    Debian Stretch Main: Questions

    I don't know the exact answer to your question, but i do know that stretch will only build with the Mainline kernel or the Dev one. If you choose "legacy" and then try and build a stretch image it will object. At least for Allwinner H2/H3.
  6. Just an update, X installs and runs fine on the Orange PI Zero using my patch. HOWTO: Install a desktop using sudo tasksel after its all finished properly, reboot. You will then get this: https://imgur.com/a/seu9t if you want to change video mode, you can do it with xrandr like this: DISPLAY=:0 xrandr --output Composite-1 --mode NTSC DISPLAY=:0 xrandr --output Composite-1 --mode PAL You only need the "DISPLAY=:0" if you are doing the mode setting from a ssh terminal. Supposedly xrandr can scale the desktop and move it around (which could help with the overcan problem) but i couldn't get it to work in the 5 minutes I allocated to testing it.

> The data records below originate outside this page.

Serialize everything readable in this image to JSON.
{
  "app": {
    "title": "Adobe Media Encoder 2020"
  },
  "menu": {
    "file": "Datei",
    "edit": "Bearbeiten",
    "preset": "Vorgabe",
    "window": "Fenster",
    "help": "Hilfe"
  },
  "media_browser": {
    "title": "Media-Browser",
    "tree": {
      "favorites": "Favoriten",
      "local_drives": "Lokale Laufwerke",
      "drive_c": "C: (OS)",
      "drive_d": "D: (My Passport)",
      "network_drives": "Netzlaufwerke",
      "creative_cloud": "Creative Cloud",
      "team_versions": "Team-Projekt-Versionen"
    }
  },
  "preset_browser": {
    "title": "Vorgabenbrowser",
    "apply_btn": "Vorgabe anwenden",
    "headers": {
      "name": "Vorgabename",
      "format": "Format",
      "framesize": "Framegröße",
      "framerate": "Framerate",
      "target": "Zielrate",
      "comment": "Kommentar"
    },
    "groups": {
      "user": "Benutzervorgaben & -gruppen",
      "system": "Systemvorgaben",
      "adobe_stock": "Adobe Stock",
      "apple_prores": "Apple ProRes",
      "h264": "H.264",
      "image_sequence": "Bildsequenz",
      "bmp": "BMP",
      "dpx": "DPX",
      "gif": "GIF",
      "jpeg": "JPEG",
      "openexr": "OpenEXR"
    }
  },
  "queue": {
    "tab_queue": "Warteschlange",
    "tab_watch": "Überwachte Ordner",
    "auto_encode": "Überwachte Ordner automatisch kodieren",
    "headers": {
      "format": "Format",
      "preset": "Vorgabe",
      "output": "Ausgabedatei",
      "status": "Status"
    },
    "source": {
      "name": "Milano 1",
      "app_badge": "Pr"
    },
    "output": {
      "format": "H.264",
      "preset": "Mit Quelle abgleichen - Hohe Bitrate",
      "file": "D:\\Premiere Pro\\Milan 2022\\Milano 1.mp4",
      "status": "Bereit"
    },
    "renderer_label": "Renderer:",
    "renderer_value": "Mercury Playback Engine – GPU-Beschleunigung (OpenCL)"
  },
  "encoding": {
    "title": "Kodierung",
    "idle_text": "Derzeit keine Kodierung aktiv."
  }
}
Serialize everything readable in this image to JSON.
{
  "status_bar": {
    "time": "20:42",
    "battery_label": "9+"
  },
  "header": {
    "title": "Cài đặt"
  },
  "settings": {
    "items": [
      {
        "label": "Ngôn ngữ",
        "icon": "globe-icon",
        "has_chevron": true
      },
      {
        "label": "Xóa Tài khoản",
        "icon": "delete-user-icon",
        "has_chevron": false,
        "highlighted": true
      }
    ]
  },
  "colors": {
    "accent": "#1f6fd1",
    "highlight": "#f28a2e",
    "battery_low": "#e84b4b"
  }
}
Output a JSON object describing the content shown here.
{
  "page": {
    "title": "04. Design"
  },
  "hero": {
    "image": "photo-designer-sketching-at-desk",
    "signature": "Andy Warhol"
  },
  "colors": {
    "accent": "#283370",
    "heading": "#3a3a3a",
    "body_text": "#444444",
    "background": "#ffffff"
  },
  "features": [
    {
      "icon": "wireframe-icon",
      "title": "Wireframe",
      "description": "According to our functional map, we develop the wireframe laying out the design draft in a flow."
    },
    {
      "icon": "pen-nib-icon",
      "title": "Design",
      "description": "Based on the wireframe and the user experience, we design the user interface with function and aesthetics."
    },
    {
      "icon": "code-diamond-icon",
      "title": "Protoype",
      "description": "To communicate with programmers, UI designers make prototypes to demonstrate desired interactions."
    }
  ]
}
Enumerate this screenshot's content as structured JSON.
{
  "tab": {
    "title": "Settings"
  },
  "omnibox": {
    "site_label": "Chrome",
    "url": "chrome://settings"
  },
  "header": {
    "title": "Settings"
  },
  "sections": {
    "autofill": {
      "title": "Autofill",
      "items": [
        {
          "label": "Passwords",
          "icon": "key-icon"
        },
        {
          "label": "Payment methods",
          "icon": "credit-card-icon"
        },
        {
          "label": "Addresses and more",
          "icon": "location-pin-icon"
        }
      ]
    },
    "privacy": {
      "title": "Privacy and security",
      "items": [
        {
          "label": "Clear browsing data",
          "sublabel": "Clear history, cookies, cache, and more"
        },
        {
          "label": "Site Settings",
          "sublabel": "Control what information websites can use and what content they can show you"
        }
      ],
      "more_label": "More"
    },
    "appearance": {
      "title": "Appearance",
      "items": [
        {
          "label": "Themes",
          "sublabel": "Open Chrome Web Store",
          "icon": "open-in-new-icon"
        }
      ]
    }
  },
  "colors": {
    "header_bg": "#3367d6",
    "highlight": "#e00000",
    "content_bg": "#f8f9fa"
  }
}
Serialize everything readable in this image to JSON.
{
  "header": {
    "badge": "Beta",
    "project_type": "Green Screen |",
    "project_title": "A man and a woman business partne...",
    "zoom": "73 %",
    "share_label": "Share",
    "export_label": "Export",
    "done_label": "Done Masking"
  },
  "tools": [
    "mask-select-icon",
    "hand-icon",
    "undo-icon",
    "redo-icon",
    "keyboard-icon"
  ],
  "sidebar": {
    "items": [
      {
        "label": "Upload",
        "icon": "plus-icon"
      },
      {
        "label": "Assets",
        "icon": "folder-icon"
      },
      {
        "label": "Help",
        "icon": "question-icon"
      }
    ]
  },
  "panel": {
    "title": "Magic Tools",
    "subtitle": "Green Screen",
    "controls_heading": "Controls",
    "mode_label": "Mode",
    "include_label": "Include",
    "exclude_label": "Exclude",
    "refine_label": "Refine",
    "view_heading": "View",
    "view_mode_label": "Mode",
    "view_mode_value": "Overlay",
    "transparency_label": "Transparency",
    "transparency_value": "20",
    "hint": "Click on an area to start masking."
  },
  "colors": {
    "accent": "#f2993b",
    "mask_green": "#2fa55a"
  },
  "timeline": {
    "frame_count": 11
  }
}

  7. Well it took me longer than i hoped but i have managed to forward port icenowys code for TVE on the H2+/H3 to mainline armbian. It seems to work totally fine, with a few caveats. First: Sample images of it in action -> https://imgur.com/a/vXQEM Second: the patch itself -> https://github.com/stevenj/h3-tve/tree/v0.0.11 Third a prebuilt image for Orange Pi Zero: -> https://github.com/stevenj/h3-tve/releases/tag/v0.0.11 Howto: just put the patch into userpatches for the sunxi-next kernel, and build. it should apply cleanly. Its for H2+/H3. I have only tried it on a orange pi zero, but it should work on all H2+/H3 boards. You then need to edit /boot/armbianEnv.txt add tve to overlays to enable it. the driver will only run and enable tv out when the tv out devices are specifically enabled, so i created an overlay which does this. If you want to turn TV out off, just remove tve from the overlays line. My armbianEnv.txt overlays looks like this: overlays=usbhost2 usbhost3 tve If you want copious amounts of DRM debug info in your logs, add this as well: extraargs=drm.debug=0xF Its not needed, unless you really want the debug info. Notes: 1. The default mode is PAL, with 720x576 resolution. Thats outside of normal PAL displayable area, and so the screen overscans. I dont know how to correct this, although its mostly just annoying with terminals. I also don't know how to change the video mode to NTSC. 2. The standard font is a bit thin for composite video, and causes slight strobing and color impurity. Its because PAL needs pixels to be a certain MINIMUM width or color information can not be properly encoded. A way to resolve this is use : # apt-get install fbterm ... $ fbterm -s 20 This will run a terminal which is easy to change the font, and pick a bigger one. its much easier to read. Look at the help for fbterm to work out everything it can do. 3. I used the program "fim" to display the test images. there are others for doing stuff on the terminal. 4. I haven't tried X. I am not interested in running an X terminal on a TV, but it should probably work fine. Other than that it all seems good. I originally tested my hardware with the legacy kernel, and the image quality from this patch seems superior to what the legacy kernel produces. (legacy was noisy) The only other thing you need to know is Orange Pi Zero is missing filter circuity from its Composite Output, the most important thing you need to do is put a 50 ohm resistor between the signal and GND. i soldered one inside my RCA connector, it fits fine and isn't too difficult. IF you don't do this the image will bloom and look like total crap, so you have been warned. As this patch allows TVE to be enabled/disabled through use of the Device Tree overlays, i think it should be fine if the Armbian devs want to include it. I am happy to clean out some of the debug messages i added if they are interested in making a standard part of the build. If not, its easy enough to build your own image, just follow the guides on how to rebuild armbian. EDIT: I need to mention, all props go to Icenowy Zheng who wrote the original driver. I just tweaked the device tree stuff and got it in a state where it can apply cleanly to the armbian mainline kernel and build system. Original code is here: https://github.com/Icenowy/linux/tree/tve-v2